The castles in Japan might not fit into the concept of the ancient western citadel, but they appear completely different than castles in Europe, however, they were constructed for much of the same reasons. They started to appear in the Land of the Rising Sun during the 15th century, when Japan was breaking up into warring states. Later, these castled were constructed as homes for feudal lords, or daimyo and places of governance. At once, there were over five thousand castles in this country; but today, there are only 100 with a dozen that have existed from the feudal era. Japan has structures of stone and wood offer visitors a unique glimpse of Japan’s feudal past. If you are visiting Japan and have an interest in exploring the castles located here, then read on to know about the most popular castles in this country.
Known as the most remarkable of present feudal-era castles in Japan, Himeji Castle is situated west of the capital of the Hyōgo Prefecture-Kōbe. The fortress is usually known as the White Heron Castle as the castle is white-plastered towers similar to a snowy egret in flight. It was constructed on the site of earlier castle in the year in 1601. The castle is sited on the hilltop that contains of 83 structures centered on the Tenshu-gun, a complex of connecting buildings and keeps. The main keep is a six-story structure which can be seen from any location in Himeji City. This castle has been featured in many films including “The Last Samurai,” and the James Bond adventure film “You Only Live Twice”.
Matsumoto Castle is located in a mountainous area to the north-west of Tokyo. This castle is set on a structure of stone bounded by a huge moat. The castle was built in the year 1590. This multi-storied castle is trimmed in black, giving the fortress its nickname- ‘Crow Castle’. The main keep or donjon is the oldest of any castle in Japan. The castle also provides stunning views of the Hijiri Kōgen mountains. Though, Matsumoto is a hirajiro or a flatland castle, it was constructed for fortification. There are several openings to drop stones on invaders or fire arrows throughout the keep.
Matsue is the only castle remaining in the San’in Region on the southwest coast of Japan’s main island. It is unique in a way as it never saw military action, although it was built in a watchtower and defensive style. Constructed in the year 1611, this hilltop fortress were completed post the last great feudal war. Most of the castle complex was take to pieces in the year 1875 and only the main keep & the Ishigaki, or stone walls are extant. During 1950s, the reconstruction of the fortress was started. The castle’s nickname, “The Black Tower,” epitomizes its striking ebony color. Visitors are permitted to visit the keep and the grounds. Also, there are boat tours offered approximately the outer moat as well.

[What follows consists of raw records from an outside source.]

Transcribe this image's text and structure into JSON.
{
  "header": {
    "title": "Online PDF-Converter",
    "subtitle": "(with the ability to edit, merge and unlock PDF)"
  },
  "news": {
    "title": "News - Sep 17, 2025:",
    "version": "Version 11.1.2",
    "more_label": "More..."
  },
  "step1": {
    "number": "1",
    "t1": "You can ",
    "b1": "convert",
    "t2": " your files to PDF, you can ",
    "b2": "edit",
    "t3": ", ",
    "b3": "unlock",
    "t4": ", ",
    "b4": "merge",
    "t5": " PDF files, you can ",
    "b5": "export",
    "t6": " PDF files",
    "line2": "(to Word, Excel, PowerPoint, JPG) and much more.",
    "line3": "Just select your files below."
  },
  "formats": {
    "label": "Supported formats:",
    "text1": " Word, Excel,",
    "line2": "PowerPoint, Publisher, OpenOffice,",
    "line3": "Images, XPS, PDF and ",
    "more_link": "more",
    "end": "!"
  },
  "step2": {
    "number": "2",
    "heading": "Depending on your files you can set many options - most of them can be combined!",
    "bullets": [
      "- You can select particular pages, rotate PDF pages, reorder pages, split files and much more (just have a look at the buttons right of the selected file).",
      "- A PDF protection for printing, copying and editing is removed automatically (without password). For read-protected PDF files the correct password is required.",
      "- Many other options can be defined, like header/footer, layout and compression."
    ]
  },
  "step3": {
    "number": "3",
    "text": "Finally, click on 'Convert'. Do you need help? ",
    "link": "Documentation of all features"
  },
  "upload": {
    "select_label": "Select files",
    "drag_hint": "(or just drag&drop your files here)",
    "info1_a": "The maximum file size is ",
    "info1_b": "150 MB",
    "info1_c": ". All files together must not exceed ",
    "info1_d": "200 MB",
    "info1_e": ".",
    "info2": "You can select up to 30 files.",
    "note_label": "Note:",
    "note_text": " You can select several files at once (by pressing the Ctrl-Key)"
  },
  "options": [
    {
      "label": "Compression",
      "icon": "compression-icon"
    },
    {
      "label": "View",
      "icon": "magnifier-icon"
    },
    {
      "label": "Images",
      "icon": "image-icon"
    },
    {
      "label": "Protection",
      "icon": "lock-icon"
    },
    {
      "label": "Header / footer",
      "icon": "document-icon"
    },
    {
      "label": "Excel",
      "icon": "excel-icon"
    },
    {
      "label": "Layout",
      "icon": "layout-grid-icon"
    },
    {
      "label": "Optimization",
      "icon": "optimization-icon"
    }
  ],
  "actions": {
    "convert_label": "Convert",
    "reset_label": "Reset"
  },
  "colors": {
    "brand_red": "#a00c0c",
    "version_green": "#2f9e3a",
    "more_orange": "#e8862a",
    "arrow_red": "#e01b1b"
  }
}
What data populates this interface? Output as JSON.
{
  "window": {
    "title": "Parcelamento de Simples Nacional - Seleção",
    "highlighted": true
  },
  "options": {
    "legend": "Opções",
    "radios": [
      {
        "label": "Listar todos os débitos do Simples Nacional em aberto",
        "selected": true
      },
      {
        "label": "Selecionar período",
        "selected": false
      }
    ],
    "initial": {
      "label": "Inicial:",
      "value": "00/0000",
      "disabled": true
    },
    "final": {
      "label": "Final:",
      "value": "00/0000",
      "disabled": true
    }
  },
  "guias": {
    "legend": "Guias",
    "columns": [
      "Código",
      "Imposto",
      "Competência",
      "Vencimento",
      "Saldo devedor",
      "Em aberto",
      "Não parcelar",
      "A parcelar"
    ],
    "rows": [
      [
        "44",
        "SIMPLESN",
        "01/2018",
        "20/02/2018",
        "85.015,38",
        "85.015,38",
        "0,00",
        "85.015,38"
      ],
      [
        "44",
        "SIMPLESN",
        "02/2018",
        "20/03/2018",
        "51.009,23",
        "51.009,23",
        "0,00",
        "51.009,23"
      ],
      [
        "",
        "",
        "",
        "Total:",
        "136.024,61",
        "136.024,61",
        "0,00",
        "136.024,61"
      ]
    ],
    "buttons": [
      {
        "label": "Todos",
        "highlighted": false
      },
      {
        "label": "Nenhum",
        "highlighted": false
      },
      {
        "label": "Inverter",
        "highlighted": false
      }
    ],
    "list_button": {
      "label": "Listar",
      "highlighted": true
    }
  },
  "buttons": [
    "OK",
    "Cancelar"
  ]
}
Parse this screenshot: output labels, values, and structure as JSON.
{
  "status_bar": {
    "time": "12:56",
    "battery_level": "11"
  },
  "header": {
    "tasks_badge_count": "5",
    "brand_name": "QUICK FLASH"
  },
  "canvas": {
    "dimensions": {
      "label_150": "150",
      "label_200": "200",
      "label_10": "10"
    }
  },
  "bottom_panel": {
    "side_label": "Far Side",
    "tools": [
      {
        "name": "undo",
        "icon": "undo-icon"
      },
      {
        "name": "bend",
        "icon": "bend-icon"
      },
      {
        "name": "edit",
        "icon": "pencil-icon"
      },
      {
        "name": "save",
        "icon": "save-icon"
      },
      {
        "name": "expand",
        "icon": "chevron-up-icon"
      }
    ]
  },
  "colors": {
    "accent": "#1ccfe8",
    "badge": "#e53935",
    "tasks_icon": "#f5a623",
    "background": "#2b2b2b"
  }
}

Apart from these, Hikone Castle and Hirosaki Castle are the other two most popular castles of Japan.